Website and app data records:
BEGIN

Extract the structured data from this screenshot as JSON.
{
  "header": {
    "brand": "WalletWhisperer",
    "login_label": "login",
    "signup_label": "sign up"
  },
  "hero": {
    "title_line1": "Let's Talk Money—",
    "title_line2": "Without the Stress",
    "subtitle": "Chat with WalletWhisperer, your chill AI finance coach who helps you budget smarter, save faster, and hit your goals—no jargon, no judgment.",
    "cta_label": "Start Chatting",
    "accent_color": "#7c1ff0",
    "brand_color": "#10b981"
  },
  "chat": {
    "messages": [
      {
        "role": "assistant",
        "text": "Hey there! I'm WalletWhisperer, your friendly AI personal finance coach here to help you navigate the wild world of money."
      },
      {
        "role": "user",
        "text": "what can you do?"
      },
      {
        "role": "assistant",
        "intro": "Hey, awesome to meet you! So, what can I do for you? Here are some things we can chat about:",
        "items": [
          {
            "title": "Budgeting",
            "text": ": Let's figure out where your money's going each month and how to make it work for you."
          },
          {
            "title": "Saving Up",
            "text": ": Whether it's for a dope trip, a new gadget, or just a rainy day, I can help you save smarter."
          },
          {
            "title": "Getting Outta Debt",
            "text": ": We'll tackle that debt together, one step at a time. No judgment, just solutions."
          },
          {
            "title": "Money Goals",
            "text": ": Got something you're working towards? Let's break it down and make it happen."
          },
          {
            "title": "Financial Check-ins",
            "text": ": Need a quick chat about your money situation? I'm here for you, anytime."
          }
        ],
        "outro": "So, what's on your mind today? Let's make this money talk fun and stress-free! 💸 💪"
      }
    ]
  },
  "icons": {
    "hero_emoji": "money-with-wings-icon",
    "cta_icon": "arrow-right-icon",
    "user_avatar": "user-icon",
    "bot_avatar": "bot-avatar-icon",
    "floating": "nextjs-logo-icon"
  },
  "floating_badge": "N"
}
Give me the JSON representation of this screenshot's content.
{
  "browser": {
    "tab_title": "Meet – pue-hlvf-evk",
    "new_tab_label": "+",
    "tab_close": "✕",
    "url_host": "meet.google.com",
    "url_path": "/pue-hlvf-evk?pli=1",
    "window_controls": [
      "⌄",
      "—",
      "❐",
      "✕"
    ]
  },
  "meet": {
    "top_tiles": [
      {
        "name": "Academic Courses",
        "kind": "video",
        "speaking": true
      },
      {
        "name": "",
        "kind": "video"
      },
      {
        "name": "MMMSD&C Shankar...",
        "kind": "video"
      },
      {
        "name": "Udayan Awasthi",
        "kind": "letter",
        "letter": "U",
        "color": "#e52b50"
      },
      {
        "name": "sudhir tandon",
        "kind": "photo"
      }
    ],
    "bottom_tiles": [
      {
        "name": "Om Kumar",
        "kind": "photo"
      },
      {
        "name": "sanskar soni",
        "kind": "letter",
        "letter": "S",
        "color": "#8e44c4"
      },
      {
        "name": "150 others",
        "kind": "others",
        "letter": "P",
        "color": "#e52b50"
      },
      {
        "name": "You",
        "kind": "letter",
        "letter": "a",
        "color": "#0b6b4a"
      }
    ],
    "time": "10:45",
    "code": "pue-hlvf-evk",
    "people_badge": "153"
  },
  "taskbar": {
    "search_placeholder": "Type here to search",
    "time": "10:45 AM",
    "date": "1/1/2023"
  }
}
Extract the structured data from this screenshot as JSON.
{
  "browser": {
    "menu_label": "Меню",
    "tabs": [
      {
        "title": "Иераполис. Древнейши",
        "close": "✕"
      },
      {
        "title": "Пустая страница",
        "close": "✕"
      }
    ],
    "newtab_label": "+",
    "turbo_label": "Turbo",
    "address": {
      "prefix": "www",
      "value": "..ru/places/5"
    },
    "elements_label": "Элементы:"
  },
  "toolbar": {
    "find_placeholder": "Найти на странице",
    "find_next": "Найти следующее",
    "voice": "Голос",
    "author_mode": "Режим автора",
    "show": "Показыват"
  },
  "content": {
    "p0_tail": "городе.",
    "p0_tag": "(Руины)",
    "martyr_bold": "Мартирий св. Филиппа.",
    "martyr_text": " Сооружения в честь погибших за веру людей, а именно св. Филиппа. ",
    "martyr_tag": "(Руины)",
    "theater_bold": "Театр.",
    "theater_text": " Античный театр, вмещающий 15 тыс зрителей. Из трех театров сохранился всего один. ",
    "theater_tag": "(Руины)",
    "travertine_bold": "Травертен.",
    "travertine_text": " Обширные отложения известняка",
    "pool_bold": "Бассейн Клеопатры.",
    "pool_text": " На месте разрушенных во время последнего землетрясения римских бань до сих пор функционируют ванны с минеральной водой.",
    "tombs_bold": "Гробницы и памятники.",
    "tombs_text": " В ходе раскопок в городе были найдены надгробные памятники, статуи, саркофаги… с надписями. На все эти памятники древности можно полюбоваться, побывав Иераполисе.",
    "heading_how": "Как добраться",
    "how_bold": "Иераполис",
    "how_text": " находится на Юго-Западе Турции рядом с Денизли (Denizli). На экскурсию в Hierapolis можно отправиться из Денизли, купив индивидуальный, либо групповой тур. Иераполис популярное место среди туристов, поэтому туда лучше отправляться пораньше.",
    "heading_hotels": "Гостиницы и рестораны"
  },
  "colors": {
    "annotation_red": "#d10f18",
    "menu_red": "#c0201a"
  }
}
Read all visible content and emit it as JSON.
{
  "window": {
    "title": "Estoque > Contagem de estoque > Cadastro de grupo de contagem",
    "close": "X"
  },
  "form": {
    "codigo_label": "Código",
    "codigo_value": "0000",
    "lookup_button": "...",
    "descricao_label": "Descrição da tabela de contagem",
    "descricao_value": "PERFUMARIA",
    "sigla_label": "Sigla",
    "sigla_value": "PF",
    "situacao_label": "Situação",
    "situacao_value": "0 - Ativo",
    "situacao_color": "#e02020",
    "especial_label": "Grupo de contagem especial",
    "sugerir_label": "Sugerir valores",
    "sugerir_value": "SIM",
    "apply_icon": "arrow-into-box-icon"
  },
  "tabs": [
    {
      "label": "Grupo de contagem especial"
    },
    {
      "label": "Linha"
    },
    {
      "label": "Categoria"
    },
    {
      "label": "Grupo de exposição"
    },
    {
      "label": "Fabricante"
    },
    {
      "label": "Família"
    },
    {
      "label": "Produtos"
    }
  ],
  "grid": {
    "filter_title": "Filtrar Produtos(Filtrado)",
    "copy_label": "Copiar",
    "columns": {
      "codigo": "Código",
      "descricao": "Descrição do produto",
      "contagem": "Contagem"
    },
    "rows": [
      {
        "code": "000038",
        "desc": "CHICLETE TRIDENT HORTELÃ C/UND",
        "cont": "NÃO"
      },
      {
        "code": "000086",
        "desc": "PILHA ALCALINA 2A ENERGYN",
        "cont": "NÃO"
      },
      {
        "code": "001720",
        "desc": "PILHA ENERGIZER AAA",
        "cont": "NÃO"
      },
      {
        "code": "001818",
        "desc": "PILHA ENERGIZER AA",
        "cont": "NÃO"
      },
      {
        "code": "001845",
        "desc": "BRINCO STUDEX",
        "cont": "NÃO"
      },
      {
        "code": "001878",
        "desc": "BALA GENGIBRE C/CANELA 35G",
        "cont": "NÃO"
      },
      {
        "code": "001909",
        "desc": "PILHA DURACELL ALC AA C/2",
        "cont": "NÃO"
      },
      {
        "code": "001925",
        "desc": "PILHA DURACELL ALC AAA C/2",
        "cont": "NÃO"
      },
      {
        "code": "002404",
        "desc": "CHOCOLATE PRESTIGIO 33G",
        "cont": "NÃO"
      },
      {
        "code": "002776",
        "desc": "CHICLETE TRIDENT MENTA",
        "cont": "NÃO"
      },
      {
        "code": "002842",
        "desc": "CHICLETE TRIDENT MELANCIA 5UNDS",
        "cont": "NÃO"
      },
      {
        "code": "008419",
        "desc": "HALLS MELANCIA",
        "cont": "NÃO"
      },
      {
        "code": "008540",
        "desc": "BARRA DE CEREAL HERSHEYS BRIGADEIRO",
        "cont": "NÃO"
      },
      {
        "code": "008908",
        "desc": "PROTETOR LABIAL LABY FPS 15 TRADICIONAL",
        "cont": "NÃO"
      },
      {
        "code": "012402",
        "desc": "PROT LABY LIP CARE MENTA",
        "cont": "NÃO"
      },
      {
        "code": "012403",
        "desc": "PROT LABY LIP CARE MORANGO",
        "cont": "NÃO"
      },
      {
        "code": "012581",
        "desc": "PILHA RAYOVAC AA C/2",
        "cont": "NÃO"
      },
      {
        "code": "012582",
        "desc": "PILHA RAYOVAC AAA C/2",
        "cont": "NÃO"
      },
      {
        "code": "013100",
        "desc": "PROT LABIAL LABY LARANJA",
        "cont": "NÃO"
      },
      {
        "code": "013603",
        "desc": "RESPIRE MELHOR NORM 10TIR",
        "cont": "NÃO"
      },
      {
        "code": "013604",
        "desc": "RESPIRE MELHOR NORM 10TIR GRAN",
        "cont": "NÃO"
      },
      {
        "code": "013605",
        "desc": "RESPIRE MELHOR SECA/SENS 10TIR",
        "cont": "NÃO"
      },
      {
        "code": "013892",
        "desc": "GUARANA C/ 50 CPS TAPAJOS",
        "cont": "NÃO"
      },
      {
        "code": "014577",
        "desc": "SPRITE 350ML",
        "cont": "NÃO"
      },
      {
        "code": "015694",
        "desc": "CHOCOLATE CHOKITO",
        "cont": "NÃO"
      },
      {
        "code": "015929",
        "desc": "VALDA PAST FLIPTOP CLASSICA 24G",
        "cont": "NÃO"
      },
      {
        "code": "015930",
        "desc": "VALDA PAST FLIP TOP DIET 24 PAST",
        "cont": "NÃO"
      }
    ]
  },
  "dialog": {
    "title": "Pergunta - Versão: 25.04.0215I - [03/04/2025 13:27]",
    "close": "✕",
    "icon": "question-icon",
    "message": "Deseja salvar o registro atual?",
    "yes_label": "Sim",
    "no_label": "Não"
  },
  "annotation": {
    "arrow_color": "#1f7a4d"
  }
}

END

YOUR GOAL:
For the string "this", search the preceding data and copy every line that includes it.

EXERCISE OUTPUT:
Extract the structured data from this screenshot as JSON.
        "outro": "So, what's on your mind today? Let's make this money talk fun and stress-free! 💸 💪"
Give me the JSON representation of this screenshot's content.
Extract the structured data from this screenshot as JSON.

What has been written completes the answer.